The photos shown here are from the New York City Ballet Company’s production of “Estancia”. This magnificent Christopher Wheeldon ballet tells the story of a city man who comes to a South American ranch (estancia is the Spanish and Portuguese word for ranch, or large rural estate.) At the ranch, the city guy is smitten and falls for a female ranch hand. He woos her and they spend the night together.
The lighting design needs to communicate not only the growing mood of the lovers, but the very practical matter of the transition from day to night and back again. The first scene here is about 10 minutes into the ballet and takes place as the day is ending.
Day is ending at the ranch in the New York City Ballet production of “Estancia”. Notice the blend of colors above the tree line. Photo © Paul Kolnick.
The second scene below is about 15 minutes later in the ballet, as dawn arises. In between the two scenes shown here, Mark Stanley, New York City Ballet’s resident lighting designer, created 14 lighting cues, using the available lights – and colors -- in his rig.

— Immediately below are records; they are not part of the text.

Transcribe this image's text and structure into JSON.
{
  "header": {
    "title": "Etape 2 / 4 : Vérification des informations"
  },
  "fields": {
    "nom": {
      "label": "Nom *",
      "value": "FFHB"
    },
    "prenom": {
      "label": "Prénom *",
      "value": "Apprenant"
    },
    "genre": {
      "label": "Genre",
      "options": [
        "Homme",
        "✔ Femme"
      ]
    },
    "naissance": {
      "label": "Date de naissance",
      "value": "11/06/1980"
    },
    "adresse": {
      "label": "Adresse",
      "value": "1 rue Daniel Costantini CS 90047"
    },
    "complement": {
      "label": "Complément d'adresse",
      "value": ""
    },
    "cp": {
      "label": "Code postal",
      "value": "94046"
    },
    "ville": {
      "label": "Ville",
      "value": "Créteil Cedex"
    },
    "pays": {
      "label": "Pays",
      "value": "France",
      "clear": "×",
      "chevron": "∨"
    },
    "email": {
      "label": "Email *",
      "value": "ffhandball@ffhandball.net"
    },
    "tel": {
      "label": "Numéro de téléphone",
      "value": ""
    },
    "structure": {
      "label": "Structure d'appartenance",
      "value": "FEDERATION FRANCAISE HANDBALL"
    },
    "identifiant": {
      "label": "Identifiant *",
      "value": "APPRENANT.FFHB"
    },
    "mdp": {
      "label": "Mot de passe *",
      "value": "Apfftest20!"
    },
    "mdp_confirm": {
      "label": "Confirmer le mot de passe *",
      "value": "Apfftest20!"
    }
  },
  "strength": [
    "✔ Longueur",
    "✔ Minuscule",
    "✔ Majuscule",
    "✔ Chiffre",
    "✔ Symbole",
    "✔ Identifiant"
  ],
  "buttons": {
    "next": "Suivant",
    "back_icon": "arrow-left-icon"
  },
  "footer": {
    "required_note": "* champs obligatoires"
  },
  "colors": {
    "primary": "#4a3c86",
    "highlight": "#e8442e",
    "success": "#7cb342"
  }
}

The translucent cyc colors gently break the dawn, even as the lovers, shown downstage left, have yet to awake. Photo © Paul Kolnick.
The drop is translucent and lit from behind using a mix of six colors from two ground rows. The colors are R18, R80, L106, L119, L127 and NC. The horizon line is lit specifically with a row of scoops, the inside is R361 and the outside L109. Other sidelight and backlight colors were used to light the floor.
Thus, eight different colors, used at various intensities and for various durations, carried the ballet, and the audience, gracefully from dusk to dawn.
Click here for more on how other designers use color to simulate the time of day or night.